Exercise requirements: Make an exact copy of the lines below.

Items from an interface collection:
· · ·

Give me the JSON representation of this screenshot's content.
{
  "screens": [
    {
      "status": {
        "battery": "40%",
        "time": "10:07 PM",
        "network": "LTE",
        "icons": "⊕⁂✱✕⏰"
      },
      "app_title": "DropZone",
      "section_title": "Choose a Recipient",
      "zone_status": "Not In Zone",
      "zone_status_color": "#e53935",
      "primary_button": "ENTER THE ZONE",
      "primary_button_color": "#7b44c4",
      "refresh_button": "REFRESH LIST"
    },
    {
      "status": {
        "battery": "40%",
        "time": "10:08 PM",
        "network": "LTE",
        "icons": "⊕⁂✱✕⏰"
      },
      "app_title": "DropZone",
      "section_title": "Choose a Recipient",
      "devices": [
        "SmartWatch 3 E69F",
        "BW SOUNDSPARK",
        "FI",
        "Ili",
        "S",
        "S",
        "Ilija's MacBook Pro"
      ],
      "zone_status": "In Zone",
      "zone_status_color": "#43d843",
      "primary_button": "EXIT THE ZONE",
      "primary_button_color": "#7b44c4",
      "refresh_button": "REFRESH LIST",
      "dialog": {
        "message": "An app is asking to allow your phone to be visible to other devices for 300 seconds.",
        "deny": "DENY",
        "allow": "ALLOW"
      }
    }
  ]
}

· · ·

Written answer:
Give me the JSON representation of this screenshot's content.
{
  "screens": [
    {
      "status": {
        "battery": "40%",
        "time": "10:07 PM",
        "network": "LTE",
        "icons": "⊕⁂✱✕⏰"
      },
      "app_title": "DropZone",
      "section_title": "Choose a Recipient",
      "zone_status": "Not In Zone",
      "zone_status_color": "#e53935",
      "primary_button": "ENTER THE ZONE",
      "primary_button_color": "#7b44c4",
      "refresh_button": "REFRESH LIST"
    },
    {
      "status": {
        "battery": "40%",
        "time": "10:08 PM",
        "network": "LTE",
        "icons": "⊕⁂✱✕⏰"
      },
      "app_title": "DropZone",
      "section_title": "Choose a Recipient",
      "devices": [
        "SmartWatch 3 E69F",
        "BW SOUNDSPARK",
        "FI",
        "Ili",
        "S",
        "S",
        "Ilija's MacBook Pro"
      ],
      "zone_status": "In Zone",
      "zone_status_color": "#43d843",
      "primary_button": "EXIT THE ZONE",
      "primary_button_color": "#7b44c4",
      "refresh_button": "REFRESH LIST",
      "dialog": {
        "message": "An app is asking to allow your phone to be visible to other devices for 300 seconds.",
        "deny": "DENY",
        "allow": "ALLOW"
      }
    }
  ]
}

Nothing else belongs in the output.